I go back to myself all the time, and ask, “What do I stand for? What do I want to do? Where do I come from?” I don’t read a lot of architecture magazines because it distracts me and it worries me that it would stifle my free design thinking. I mostly read philosophy, and critical theory - I like reading a lot more than I like looking. Because of this, I sometimes miss what my colleagues are making
I imagine that that’s very liberating.
Yes, because I don’t want to constantly be comparing myself. In the office, we usually just do a lot of research and start to design inside out and then we see what comes out of that. Letting it grow rather then follow a style.
What do you stand for? What do you find when you go back to yourself, like you said?
I really believe that ugly things are underrated. I don’t believe in style or aesthetics for the sake of style. I do like beautiful things, but beautiful things that come from an inner logic. My favorite building is Hans Scharoun’s Philharmonic in Berlin - it’s this weird alien thing, but with incredibly strong moves which all add up to something extraordinary. It’s still one of the buildings that is super original - if I can stay close to that originality, that would be really amazing.
What advice do you have for those wanting to run their own practice?
You have to choose between the two ways - are you going to go for the money, or for the more rigorous design. There are moments where the two blur of course, but you do have a choice to make.
The other advice is that if you want to do it, just do it and don’t give up. Be rigorous, pull the sleepless nights. Also remember that the hardest thing about running your own practice is not architecture - it’s the people. You have to be able to guide your staff through all the projects, and I find that much harder than design itself. Your team is like a marriage - you’re going to be around each other a lot, and you have to be open and fair with each other and stick it out together.
Have you found the secret to working well with people?
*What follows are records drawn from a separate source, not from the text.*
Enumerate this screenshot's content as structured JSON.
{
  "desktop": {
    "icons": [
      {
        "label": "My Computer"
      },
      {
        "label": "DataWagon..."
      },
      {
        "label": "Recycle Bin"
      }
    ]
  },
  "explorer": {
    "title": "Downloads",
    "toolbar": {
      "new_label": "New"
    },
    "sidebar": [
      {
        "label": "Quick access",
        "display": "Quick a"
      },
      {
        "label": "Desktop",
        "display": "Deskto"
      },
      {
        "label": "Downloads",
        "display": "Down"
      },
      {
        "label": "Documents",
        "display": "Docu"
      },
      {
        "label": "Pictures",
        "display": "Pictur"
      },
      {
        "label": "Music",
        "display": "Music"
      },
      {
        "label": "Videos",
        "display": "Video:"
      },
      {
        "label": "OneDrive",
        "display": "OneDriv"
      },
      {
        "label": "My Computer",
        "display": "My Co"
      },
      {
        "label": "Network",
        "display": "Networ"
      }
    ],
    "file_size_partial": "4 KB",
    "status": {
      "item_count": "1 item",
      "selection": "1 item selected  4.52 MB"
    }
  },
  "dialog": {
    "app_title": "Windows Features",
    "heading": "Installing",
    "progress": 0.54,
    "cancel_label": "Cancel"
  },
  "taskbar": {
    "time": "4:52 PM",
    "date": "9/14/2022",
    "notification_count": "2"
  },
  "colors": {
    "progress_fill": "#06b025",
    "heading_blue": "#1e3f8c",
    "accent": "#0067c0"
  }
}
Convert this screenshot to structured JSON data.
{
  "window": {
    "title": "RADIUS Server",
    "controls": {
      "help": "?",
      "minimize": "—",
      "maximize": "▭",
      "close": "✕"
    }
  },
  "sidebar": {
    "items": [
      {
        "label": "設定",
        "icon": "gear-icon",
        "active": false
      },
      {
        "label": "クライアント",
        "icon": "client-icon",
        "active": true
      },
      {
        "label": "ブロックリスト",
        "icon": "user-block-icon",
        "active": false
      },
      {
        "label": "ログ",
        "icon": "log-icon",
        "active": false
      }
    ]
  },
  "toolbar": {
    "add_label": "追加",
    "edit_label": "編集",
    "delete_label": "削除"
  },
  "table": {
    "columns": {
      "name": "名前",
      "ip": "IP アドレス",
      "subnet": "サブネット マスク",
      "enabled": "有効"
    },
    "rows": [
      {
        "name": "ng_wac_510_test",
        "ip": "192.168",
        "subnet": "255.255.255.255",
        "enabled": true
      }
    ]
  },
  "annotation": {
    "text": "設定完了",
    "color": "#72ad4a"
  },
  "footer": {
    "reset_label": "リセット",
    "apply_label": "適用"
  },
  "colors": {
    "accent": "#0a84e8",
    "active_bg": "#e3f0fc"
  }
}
Unfortunately, I’m Dutch, so they’re probably the ones who have found the secret to endure me [laughs]. My whole theory is that I like to be really transparent and open. I’m slightly more tempered now I’ve been in the US for so long, but Dutch people really are very honest and can be brutal to others because we are often brutal to ourselves. We are not afraid of taking a hard look at anything and I think that that has been helpful to me.
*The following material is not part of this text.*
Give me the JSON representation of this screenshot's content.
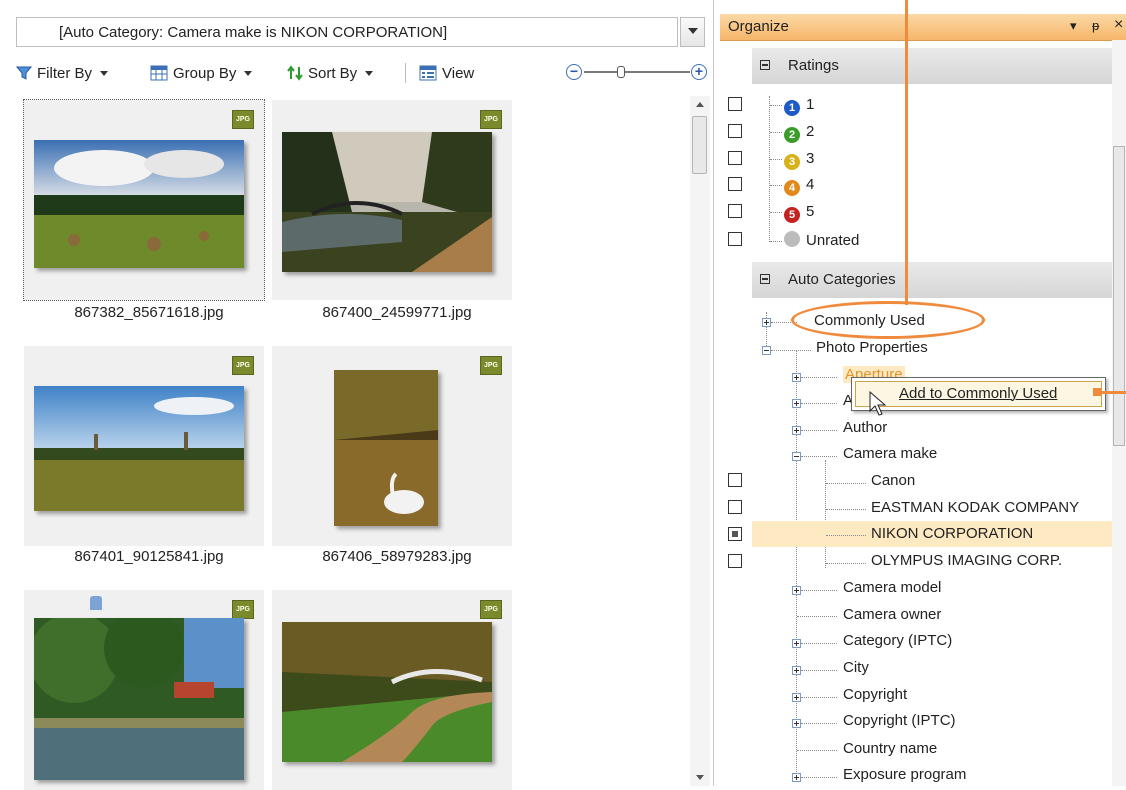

Finally, what advice do you have for those just starting out in architecture?
It’s really important to understand that whether a project is big or small, everything is complex and that you should never underestimate anything. Never underestimate a client, never underestimate a project - spend as much time on something small as you do on something big. It’s sometimes almost easier to do a big project because with it you get a big team and a lot of support - for a small project, you are more by yourself.
The other thing, and this is my favorite advice - if you start an office, never ask your engineers what the structure should be. Tell the engineers what you want to structure to be. You ask an engineer anything, your building will be unsurprising. You want their expertise, not their approval, in order to challenge them you have to state what you want to achieve. If you don’t, your building won’t be good. This is very important.